and DAVID McKITTRICK
The Government will today try to breathe new life into the flagging Irish peace process by promising early release of hundreds of paramilitary prisoners and the overhaul of anti-terrorist legislation.
In a speech in Belfast today, the Secretary of State for Northern Ireland, Sir Patrick Mayhew, will also announce an Autumn White Paper on the future of policing and the Royal Ulster Constabulary.
Ministers hope that the initiatives will help stem a rising tide of Irish nationalist complaints that alleged government inertia could put the process at risk on the eve of the anniversary of the IRA ceasefire. But the immediate response in nationalist circles was hostile.
The centrepiece of a speech to be delivered this morning will be a plan to increase prisoners' remission for good behaviour from one third to one half of sentences. The authorities say this will mean early release for 100 republican and loyalist terrorists in the first year.

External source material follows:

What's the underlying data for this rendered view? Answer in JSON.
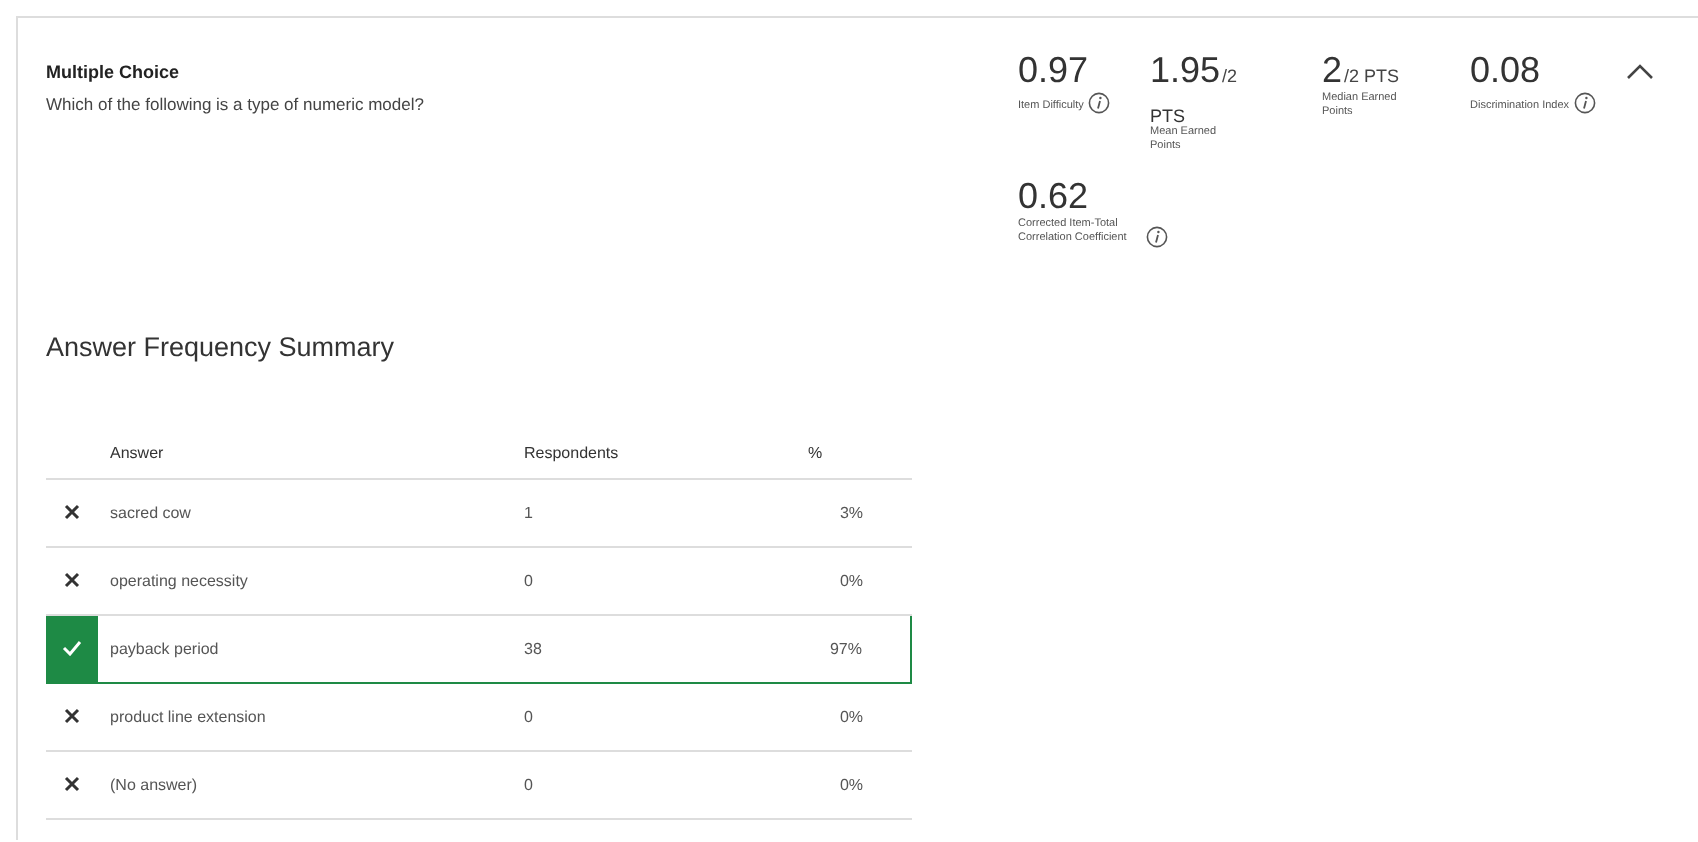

Sir Patrick is expected to announce an independent review of the Emergency Provisions Act, which applies only in Northern Ireland, and the UK-wide Prevention of Terrorism Act. Both have to be renewed annually by the House of Commons, but the EPA would have to be replaced next year after being renewed annually for its maximum of five years.
Until now, the government has said a review would have to wait, but Sir Patrick is understood to believe that bringing it forward will help increase the pressure on the IRA to begin handing in its arms.
Sir Patrick also will hold out the prospect of "new structures" designed to restore confidence among the Catholic population in the traditionally Protestant-dominated police force, the RUC. A White Paper outlining the Government's plans, in the context of redirecting the heavily-armed force to deal with non-terrorist crime, will be published in October.
Sinn Fein will be studying the speech closely, but it is already plain that unless more government moves are on the way, the republican response will be negative and angry. Sinn Fein's recent demands have concentrated on ending the deadlock on arms decommissioning, and on making rapid progress towards all-party talks.
A Sinn Fein spokesperson, Councillor Una Gillespie, said of the remission move: "This is insulting and derisory. It is never going to have any significant impact on the peace process, never mind on the number of political prisoners who are in jail, and under these arrangements will be in jail, until the year 2000."
Sir Patrick is expected to say he intends to bring legislation to the next session of parliament to reverse the cut in remission for terrorist offences from a half to a third six years ago.
The Northern Ireland Office estimates that around 400 terrorist prisoners could be released early over five years - 100 in the first year, equally split between republicans and loyalists, and 70-80 a year over the next four years.
In his speech, Sir Patrick makes it clear that such early releases are intended to give the paramilitaries an incentive to refrain from a return to violence, because it is obvious that the House of Commons would only approve the measure if the peace continued.
Early releases would be conditional on continuing good behaviour.
The incentives in Sir Patrick's speech are designed to balance the government's insistence that the IRA must start handing in its arms before Sinn Fein, its political wing, is allowed to take part in full talks about the future of Northern Ireland.
In recent months, the Irish government has expressed semi-public dismay at the British refusal to concede a separate set of "parallel" talks on the decommissioning of arms. But sources close to Sir Patrick said yesterday:
"There is now an understanding that the British government will not move off decommissioning - so there is an equilibrium between the two governments."Reuse content